Hilla Shamia is an extremely creative product designer who has found a novel way to ‘marry’ wood with metal to create sleek and stylish tables and benches. The process involves pouring molten aluminum into the irregularly shaped piece of wood and molding it to the desired shape. The process leaves the wood a bit charred and burnt where it meets the metal but the overall affect lends the entire piece a sense of authenticity. I don’t know how Hilla ever managed to create these amazing pieces of furniture without the wood parts bursting into flames. Hilla is currently based in Israel.
Attempts to nail down the creator of these appetizingly artistic pancakes have failed, but for all his anonymity, his talent is self-evident. Imagine waking up to a breakfast of fantastically rendered pancakes before school. Breakfast of champions indeed. These images were uploaded by user ptgkbgte in Reddit and has since gone viral all over the net. It was allegedly made by a friend of his, an unnamed father, for his son. The pancakes look (and probably taste) amazing but I do find it a little disturbing that all but one of the animals belong to the endangered category.

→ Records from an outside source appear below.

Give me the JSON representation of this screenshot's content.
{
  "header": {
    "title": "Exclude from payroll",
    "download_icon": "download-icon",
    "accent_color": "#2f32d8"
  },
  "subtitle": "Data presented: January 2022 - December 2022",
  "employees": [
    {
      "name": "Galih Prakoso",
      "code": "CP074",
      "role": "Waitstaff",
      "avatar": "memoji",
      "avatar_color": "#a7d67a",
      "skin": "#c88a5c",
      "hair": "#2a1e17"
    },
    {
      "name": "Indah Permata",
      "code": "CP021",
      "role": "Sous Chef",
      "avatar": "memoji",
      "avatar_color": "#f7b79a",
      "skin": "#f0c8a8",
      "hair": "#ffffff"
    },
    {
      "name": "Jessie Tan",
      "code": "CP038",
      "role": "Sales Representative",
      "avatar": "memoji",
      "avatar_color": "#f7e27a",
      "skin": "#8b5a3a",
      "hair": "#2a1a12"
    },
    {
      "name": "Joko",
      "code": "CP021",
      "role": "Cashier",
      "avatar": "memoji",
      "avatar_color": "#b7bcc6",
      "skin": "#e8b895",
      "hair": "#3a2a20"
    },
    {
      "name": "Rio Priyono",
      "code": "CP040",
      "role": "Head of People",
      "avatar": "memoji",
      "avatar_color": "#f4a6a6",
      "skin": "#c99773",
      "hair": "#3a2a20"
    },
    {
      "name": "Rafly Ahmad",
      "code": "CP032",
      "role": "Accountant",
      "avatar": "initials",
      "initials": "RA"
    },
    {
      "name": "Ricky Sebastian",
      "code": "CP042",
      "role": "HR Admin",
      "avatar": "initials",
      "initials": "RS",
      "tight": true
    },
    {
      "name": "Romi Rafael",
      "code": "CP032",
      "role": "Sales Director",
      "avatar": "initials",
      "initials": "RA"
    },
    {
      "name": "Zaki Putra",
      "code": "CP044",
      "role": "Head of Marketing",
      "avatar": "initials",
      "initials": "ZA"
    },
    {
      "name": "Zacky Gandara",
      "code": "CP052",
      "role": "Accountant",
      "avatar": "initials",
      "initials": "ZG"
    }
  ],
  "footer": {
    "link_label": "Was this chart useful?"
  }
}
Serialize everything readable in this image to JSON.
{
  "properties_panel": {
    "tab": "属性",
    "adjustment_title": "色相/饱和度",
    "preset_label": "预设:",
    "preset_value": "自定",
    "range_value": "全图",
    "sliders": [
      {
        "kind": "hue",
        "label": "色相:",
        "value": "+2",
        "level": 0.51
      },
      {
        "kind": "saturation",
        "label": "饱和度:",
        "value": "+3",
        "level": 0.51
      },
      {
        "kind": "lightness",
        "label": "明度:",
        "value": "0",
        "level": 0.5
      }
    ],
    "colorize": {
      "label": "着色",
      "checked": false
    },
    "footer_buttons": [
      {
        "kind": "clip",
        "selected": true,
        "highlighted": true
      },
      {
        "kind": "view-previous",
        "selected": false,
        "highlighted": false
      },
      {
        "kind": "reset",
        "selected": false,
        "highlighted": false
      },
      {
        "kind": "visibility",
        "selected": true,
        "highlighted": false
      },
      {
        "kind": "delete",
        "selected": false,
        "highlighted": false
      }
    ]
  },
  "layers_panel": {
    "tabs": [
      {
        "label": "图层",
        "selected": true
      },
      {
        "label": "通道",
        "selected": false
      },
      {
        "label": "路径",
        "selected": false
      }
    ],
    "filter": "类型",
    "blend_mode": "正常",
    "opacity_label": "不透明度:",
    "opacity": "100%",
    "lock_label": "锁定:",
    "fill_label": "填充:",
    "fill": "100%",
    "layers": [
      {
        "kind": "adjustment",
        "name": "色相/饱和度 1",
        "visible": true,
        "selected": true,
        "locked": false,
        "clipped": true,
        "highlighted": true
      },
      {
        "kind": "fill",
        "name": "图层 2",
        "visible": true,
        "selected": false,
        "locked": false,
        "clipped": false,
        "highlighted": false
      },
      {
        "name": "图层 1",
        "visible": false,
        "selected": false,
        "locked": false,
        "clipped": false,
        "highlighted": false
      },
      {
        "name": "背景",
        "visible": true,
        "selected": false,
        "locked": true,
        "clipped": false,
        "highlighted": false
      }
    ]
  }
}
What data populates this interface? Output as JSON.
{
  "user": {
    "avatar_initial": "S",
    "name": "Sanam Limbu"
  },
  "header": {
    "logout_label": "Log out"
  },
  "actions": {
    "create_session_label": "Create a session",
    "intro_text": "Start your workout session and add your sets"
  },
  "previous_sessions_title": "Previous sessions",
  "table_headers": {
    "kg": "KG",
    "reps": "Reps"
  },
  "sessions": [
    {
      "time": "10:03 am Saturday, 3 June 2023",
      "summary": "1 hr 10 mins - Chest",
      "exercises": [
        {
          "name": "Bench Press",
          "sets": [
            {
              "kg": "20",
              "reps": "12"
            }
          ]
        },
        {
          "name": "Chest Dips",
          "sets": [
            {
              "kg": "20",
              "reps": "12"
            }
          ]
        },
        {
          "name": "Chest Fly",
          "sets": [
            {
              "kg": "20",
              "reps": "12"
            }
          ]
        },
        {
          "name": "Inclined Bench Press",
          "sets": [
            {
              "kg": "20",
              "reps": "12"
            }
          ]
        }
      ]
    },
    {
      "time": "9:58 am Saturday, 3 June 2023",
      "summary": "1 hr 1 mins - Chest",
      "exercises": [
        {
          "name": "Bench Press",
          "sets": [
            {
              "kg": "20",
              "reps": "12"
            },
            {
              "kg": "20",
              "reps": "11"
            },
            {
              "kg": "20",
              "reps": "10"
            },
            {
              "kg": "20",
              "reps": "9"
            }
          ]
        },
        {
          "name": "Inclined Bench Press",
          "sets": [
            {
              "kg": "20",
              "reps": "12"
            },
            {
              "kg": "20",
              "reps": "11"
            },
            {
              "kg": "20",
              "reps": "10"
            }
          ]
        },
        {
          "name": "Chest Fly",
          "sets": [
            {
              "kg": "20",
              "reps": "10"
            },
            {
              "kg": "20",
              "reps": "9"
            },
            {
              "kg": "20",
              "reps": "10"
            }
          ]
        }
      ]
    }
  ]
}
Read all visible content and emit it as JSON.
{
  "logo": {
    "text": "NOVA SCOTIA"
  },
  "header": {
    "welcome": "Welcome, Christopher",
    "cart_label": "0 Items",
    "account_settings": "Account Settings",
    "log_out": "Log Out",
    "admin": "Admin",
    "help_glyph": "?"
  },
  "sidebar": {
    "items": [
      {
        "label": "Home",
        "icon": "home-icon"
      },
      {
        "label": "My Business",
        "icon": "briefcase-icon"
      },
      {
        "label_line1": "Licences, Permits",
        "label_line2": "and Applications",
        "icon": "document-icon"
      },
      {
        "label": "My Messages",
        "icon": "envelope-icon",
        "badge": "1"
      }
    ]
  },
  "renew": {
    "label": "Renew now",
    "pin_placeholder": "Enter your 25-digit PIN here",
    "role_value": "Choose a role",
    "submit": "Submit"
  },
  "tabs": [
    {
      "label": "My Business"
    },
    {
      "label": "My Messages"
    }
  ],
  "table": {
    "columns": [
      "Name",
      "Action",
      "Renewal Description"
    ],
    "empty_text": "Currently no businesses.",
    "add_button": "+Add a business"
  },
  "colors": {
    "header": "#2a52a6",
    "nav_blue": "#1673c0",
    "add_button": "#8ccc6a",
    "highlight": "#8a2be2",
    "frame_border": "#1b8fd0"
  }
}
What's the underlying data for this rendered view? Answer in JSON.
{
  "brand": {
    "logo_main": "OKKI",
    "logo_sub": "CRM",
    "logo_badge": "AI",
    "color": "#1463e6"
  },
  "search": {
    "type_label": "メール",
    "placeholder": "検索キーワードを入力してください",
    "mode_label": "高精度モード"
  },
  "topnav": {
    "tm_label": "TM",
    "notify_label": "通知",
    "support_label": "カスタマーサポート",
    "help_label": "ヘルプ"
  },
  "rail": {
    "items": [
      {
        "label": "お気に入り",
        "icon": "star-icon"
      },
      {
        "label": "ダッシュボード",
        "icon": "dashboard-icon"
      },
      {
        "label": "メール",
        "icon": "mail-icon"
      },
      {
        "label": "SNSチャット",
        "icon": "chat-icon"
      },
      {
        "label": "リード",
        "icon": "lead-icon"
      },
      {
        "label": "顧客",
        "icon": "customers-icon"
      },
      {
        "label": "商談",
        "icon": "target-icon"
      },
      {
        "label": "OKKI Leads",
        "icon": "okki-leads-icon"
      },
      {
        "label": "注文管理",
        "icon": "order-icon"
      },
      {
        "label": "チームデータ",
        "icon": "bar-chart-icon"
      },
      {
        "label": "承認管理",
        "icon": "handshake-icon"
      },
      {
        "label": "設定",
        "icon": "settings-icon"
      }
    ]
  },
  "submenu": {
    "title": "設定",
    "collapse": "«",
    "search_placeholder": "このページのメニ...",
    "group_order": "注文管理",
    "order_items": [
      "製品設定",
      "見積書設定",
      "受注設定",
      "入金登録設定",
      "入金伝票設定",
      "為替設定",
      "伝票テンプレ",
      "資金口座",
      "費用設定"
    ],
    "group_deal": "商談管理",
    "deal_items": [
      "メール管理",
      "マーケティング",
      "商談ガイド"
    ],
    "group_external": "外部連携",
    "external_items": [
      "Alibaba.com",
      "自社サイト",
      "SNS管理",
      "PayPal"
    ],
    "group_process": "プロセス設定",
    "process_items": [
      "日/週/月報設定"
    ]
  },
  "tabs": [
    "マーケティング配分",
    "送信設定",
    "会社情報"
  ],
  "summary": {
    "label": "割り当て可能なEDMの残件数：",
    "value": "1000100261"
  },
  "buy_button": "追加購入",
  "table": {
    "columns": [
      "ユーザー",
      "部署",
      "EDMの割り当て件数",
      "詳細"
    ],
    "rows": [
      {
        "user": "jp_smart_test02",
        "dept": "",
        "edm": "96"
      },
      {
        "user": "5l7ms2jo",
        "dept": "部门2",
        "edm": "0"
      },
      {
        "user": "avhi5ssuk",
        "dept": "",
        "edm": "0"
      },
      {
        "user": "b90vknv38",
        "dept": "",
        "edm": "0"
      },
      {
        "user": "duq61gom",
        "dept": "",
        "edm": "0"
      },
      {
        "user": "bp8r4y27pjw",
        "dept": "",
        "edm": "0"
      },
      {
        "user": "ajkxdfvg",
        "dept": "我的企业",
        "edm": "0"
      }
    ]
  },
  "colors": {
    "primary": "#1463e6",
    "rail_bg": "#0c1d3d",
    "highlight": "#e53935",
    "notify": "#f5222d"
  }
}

Ryan Hunter and Taige Jensen are the authors of this darkly entertaining coloring book for adults. Any parent who has mistakenly given this coloring book to their child will have a whole lot of explaining to do. It started out as a stand alone edition but as its fan base began to grow, they began to ask for more. Two more additions came out and there’s probably more yet to come. Coloring For Grown-Ups: The Adult Activity Book encourages online submissions of finished pages. Ryan Hunter and Taige Jensen are currently terrorizing Brooklyn, New York with their acerbic wit and twisted humor.
Akira Nagaya is a Japanese artist who creates impossibly intricate paper cut-outs entirely by hand. Akira discovered his talent for making fine cuts while learning the art of sasabaran – a technique for cutting food decorations from bamboo leaves at sushi shops. While practicing, he discovered, to his own amazement, that he actually enjoyed the process. What’s more is that he actually excelled in it. He then began learning kirie, the Japanese art of cutting intricate designs on paper. It wasn’t until later that Akira started displaying his artwork to the general public.
Lee Griggs is a Madrid-based artist who uses 3D animation and rendering software to create these realistic topographical illustrations. Most of them resemble ocean floors, planetary surfaces, or even weather patterns. Each image is made of innumerable colored cubes, cylinders, and spheres extruded to create eye-catching patterns. Lee utilizes Maya Xgen and Arnold to render each image. If you’re ever inerested in creating you own, he shares a couple of tutorials over at his blog.
Chloe Giordano’s miniature embroidered animals have been making the round in the internet lately. Their size as well as the level of detail that Chloe has put into them has impressed even the most jaded internet skeptic. Also, she does it all freehand. She creates her own patterns and works out for herself the best way to make the tiny animals come alive. According to her, it’s the planning stage that takes up the most time. The actual sewing takes between two to three days. Chloe is currently based in Oxford where she’s available for projects and commissions.
Katerina Kamprani went out of her way to create some of the most counter productive designs ever. She calls the series “The Uncomfortable”. An apt description to anyone trying to drink out of a prickly wine glass, eat out of a furry plate, and eat using hinged forks and spoons. Katerina is currently based in Athens where she carefully considers how each every-day functions and how best to confound that function in a tongue-in-cheek way. Some of my favorites are the cement umbrella, the open-toed boots, and the inflatable door handle.
Anders Gjennestad is the artist responsible for these awesome, gravity-defying kids playing on the wall. Anders specializes in creating shadow people using his own photographs. The stencils he uses are hand cut and layered to create a detailed and complex photorealistic images. It also helps that his work is perfectly placed to fool the eye. The installation above was part of Memorie Urbane, a street art festival in Italy. Anders is currently based in Norway where his street handle is Strøk.
Internationally renowned graffiti duo Pichi & Avo were invited over to Werchter, Belgium to create a a massive, site-specific installation for the North West Walls Street Art Festival. The installation consisted of stacked up container crates upon which the artistsweregiven free reign to exercise their creativity. The result featured their trademark signature of Greek gods superimposed over a mishmash of loud and vibrant colors. According to event curator Arne Quinze; “When they work together they create breathtaking figurative detail and quality. Their work is very striking and always commands the spectator’s full attention.” The festivalmay be over, but theGreek godsin all their glory still stand.
Artur Bordalo is a graffiti artist whose work has definitely raised the bar on railroad art. Using the parallel lines of a railroad as a canvas, Arturo has managed to convey both humor and cynicism into his minimalistic work. His often uses bright neon colors in his work to make it stand out against the gray backdrop of gravel and rail. He goes by the handle Bordalo II as a tribute to his grandfather whom he saw ‘painting the city of Lisbon’. Arturo’s work has been cropping up all over his homeland of Portugal and train officials don’t seem to mind since spray paint doesn’t seem to do the rails themselves any harm.